**WORK TO COMPLETE:** The data follows. Retype every entry exactly.

**THE RECORDS:**
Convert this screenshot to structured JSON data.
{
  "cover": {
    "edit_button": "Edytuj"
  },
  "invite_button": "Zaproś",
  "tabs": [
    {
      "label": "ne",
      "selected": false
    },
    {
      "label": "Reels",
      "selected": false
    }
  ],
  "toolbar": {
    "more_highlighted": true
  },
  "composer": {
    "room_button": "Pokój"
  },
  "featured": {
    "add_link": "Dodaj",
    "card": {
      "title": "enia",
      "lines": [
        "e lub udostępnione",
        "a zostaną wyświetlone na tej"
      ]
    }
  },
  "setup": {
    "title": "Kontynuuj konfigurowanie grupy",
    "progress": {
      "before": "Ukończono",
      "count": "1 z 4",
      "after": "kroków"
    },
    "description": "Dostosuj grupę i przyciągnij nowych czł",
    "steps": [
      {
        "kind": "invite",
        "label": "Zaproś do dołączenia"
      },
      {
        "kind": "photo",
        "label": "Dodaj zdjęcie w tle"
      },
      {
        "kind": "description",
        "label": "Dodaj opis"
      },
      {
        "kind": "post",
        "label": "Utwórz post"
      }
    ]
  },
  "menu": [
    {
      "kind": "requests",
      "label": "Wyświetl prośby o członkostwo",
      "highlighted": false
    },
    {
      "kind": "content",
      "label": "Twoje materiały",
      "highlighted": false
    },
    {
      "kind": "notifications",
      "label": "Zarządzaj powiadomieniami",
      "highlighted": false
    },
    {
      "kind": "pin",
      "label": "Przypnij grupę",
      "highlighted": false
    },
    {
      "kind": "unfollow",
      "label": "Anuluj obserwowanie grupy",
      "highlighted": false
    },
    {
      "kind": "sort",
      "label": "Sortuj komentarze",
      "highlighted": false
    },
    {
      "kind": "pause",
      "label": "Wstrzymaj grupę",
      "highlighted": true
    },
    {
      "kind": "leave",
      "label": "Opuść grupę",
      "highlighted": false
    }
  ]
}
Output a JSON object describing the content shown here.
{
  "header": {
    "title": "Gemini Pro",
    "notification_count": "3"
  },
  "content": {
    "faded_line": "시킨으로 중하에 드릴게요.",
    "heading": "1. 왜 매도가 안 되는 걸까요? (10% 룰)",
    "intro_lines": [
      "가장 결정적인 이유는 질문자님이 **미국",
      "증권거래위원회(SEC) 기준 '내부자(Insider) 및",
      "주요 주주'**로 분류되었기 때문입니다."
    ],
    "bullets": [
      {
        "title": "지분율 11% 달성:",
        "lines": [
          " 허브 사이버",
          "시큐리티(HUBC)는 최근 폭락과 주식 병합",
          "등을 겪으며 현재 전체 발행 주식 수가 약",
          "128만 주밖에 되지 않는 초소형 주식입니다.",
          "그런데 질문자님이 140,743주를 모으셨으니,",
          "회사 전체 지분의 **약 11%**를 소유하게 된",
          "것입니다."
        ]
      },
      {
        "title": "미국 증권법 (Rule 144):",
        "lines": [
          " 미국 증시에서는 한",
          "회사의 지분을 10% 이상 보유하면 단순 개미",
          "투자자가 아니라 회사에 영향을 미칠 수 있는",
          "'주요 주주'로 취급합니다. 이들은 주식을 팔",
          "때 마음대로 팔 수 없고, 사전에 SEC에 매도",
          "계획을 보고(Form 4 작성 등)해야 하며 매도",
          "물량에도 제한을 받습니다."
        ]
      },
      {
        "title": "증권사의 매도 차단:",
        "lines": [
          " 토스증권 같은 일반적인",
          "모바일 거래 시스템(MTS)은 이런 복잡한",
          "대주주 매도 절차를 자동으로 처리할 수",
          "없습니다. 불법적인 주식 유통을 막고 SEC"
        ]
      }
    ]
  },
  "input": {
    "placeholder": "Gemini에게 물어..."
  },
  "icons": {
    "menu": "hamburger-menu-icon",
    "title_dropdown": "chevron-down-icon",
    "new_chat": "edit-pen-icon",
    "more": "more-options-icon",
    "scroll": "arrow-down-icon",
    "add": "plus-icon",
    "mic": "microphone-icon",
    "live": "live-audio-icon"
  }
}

**THE ANSWER:**
Convert this screenshot to structured JSON data.
{
  "cover": {
    "edit_button": "Edytuj"
  },
  "invite_button": "Zaproś",
  "tabs": [
    {
      "label": "ne",
      "selected": false
    },
    {
      "label": "Reels",
      "selected": false
    }
  ],
  "toolbar": {
    "more_highlighted": true
  },
  "composer": {
    "room_button": "Pokój"
  },
  "featured": {
    "add_link": "Dodaj",
    "card": {
      "title": "enia",
      "lines": [
        "e lub udostępnione",
        "a zostaną wyświetlone na tej"
      ]
    }
  },
  "setup": {
    "title": "Kontynuuj konfigurowanie grupy",
    "progress": {
      "before": "Ukończono",
      "count": "1 z 4",
      "after": "kroków"
    },
    "description": "Dostosuj grupę i przyciągnij nowych czł",
    "steps": [
      {
        "kind": "invite",
        "label": "Zaproś do dołączenia"
      },
      {
        "kind": "photo",
        "label": "Dodaj zdjęcie w tle"
      },
      {
        "kind": "description",
        "label": "Dodaj opis"
      },
      {
        "kind": "post",
        "label": "Utwórz post"
      }
    ]
  },
  "menu": [
    {
      "kind": "requests",
      "label": "Wyświetl prośby o członkostwo",
      "highlighted": false
    },
    {
      "kind": "content",
      "label": "Twoje materiały",
      "highlighted": false
    },
    {
      "kind": "notifications",
      "label": "Zarządzaj powiadomieniami",
      "highlighted": false
    },
    {
      "kind": "pin",
      "label": "Przypnij grupę",
      "highlighted": false
    },
    {
      "kind": "unfollow",
      "label": "Anuluj obserwowanie grupy",
      "highlighted": false
    },
    {
      "kind": "sort",
      "label": "Sortuj komentarze",
      "highlighted": false
    },
    {
      "kind": "pause",
      "label": "Wstrzymaj grupę",
      "highlighted": true
    },
    {
      "kind": "leave",
      "label": "Opuść grupę",
      "highlighted": false
    }
  ]
}
Output a JSON object describing the content shown here.
{
  "header": {
    "title": "Gemini Pro",
    "notification_count": "3"
  },
  "content": {
    "faded_line": "시킨으로 중하에 드릴게요.",
    "heading": "1. 왜 매도가 안 되는 걸까요? (10% 룰)",
    "intro_lines": [
      "가장 결정적인 이유는 질문자님이 **미국",
      "증권거래위원회(SEC) 기준 '내부자(Insider) 및",
      "주요 주주'**로 분류되었기 때문입니다."
    ],
    "bullets": [
      {
        "title": "지분율 11% 달성:",
        "lines": [
          " 허브 사이버",
          "시큐리티(HUBC)는 최근 폭락과 주식 병합",
          "등을 겪으며 현재 전체 발행 주식 수가 약",
          "128만 주밖에 되지 않는 초소형 주식입니다.",
          "그런데 질문자님이 140,743주를 모으셨으니,",
          "회사 전체 지분의 **약 11%**를 소유하게 된",
          "것입니다."
        ]
      },
      {
        "title": "미국 증권법 (Rule 144):",
        "lines": [
          " 미국 증시에서는 한",
          "회사의 지분을 10% 이상 보유하면 단순 개미",
          "투자자가 아니라 회사에 영향을 미칠 수 있는",
          "'주요 주주'로 취급합니다. 이들은 주식을 팔",
          "때 마음대로 팔 수 없고, 사전에 SEC에 매도",
          "계획을 보고(Form 4 작성 등)해야 하며 매도",
          "물량에도 제한을 받습니다."
        ]
      },
      {
        "title": "증권사의 매도 차단:",
        "lines": [
          " 토스증권 같은 일반적인",
          "모바일 거래 시스템(MTS)은 이런 복잡한",
          "대주주 매도 절차를 자동으로 처리할 수",
          "없습니다. 불법적인 주식 유통을 막고 SEC"
        ]
      }
    ]
  },
  "input": {
    "placeholder": "Gemini에게 물어..."
  },
  "icons": {
    "menu": "hamburger-menu-icon",
    "title_dropdown": "chevron-down-icon",
    "new_chat": "edit-pen-icon",
    "more": "more-options-icon",
    "scroll": "arrow-down-icon",
    "add": "plus-icon",
    "mic": "microphone-icon",
    "live": "live-audio-icon"
  }
}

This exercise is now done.